From: Strengths and weaknesses of guideline approaches to safeguard voluntary informed consent of patients within a dependent relationship

Guidelines Professional association Approach
Declaration of Helsinki, 2013 World Medical Association §27: ‘When seeking informed consent for participation in a research study the physician must be particularly cautious if the potential subject is in a dependent relationship with the physician or may consent under duress. In such situations the informed consent must be sought by an appropriately qualified individual who is completely independent of this relationship.’
International Ethical Guidelines for Biomedical Research Involving Human Subjects, 2002 Council for International Organizations of Medical Sciences (CIOMS) in collaboration with the World Health Organization (WHO) Commentary on Guideline 6: ‘The physician/investigator must assure [patients] that their decision on whether to participate will not affect the therapeutic relationship or other benefits to which they are entitled. In this situation the ethical review committee should consider whether a neutral third party should seek informed consent.’
Tri-Council Policy Statement, Ethical Conduct for Research Involving Humans, 2010 Canadian Institutes of Health Research, Natural Sciences and Engineering Research Council of Canada, and Social Sciences and Humanities Research Council of Canada Article 3.1 a (Application): ‘Pre-existing entitlements to care, education and other services should not be prejudiced by the decision of whether or not to participate in, or to withdraw from, a research project. Accordingly… a physician should ensure that continued clinical care is not linked to research participation.’
National Statement on Ethical Conduct in Human Research, 2007 National Health and Medical Research Council, Australia 4.3.2 ‘In the consent process, researchers should wherever possible invite potential participants to discuss their participation with someone who is able to support them in making their decision.’
4.3.10 ‘Where the researcher has a pre-existing relationship with potential participants, it may be appropriate for their consent to be sought by an independent person.’

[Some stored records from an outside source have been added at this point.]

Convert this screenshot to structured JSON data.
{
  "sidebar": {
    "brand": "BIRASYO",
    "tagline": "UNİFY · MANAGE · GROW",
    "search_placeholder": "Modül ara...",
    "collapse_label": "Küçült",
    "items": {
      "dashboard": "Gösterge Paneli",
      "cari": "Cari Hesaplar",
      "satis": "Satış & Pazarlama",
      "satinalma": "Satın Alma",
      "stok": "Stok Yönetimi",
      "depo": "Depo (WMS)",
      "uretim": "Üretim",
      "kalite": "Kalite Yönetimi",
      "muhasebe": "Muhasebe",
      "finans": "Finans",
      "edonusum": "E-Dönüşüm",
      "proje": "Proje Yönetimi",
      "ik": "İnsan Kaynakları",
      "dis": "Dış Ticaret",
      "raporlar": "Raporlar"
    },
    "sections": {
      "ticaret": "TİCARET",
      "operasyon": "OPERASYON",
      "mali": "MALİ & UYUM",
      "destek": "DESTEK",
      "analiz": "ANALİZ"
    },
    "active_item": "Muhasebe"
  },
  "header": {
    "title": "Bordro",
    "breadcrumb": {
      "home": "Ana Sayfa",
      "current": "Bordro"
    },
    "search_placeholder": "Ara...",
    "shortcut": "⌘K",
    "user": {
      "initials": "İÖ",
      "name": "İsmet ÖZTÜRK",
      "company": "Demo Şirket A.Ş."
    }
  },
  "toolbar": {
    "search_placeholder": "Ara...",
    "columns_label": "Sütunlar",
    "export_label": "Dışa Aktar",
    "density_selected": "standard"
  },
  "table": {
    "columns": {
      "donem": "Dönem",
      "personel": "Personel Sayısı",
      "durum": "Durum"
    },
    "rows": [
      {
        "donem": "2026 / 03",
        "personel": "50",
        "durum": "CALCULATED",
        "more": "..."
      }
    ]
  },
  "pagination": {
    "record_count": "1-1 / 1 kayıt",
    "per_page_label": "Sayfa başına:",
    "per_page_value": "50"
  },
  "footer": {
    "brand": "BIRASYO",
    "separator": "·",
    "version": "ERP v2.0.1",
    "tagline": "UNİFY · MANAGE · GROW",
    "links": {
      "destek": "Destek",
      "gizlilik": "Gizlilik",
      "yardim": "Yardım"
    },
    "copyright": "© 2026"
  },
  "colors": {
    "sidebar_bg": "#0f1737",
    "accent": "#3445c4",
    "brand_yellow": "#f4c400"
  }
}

Institutional Review Boards: Report and Recommendations, 1978 The National Commission for the Protection of Human Subjects of Biomedical and Behavioral Research, United States ‘In cases in which the investigator is responsible for the care of the subjects, the IRB may require that a neutral person, not otherwise associated with research or the investigator, be present when consent is sought, to explain the research to prospective subjects, or to observe the conduct of the research … Such a person may be designated to play a role in informing subjects of their rights and the details of protocols, assuring that there is continuing assent to participation, determining the advisability of continued participation, receiving complaints from subjects, and bringing grievances to the attention of the IRB as part of its continuing review of research.’
Ethical issues in clinical research in neurology: advancing knowledge and protecting human research subjects, 1998 The Ethics and Humanities Subcommittee of the American Academy of Neurology, United States ‘[R]esearchers and IRBs may want to consider additional safeguards. For example, the IRB may request that an “uninterested” individual … discuss with prospective subjects the research study and other clinical or research alternatives.’
Ethics Manual, Sixth Edition, 2012 Ethics, Professionalism, and Human Rights Committee, American College of Physicians, United States ‘It should … be clear to patients that participation in research is voluntary and not a requirement for continued clinical care. The right to withdraw consent and discontinue participation at any time must be communicated.’
Managing Conflicts of Interest in the Conduct of Clinical Trials, 2002 The council on ethical and judicial affairs, American Medical Association, United States ‘[T]he physician who has treated a patient on an ongoing basis should not be responsible for obtaining that patient’s informed consent to participate in a trial that will be conducted by the physician. .. Instead … someone other than the treating physician should obtain the participant’s consent. The non-treating health care professional also could remain available to answer additional questions during the trial.’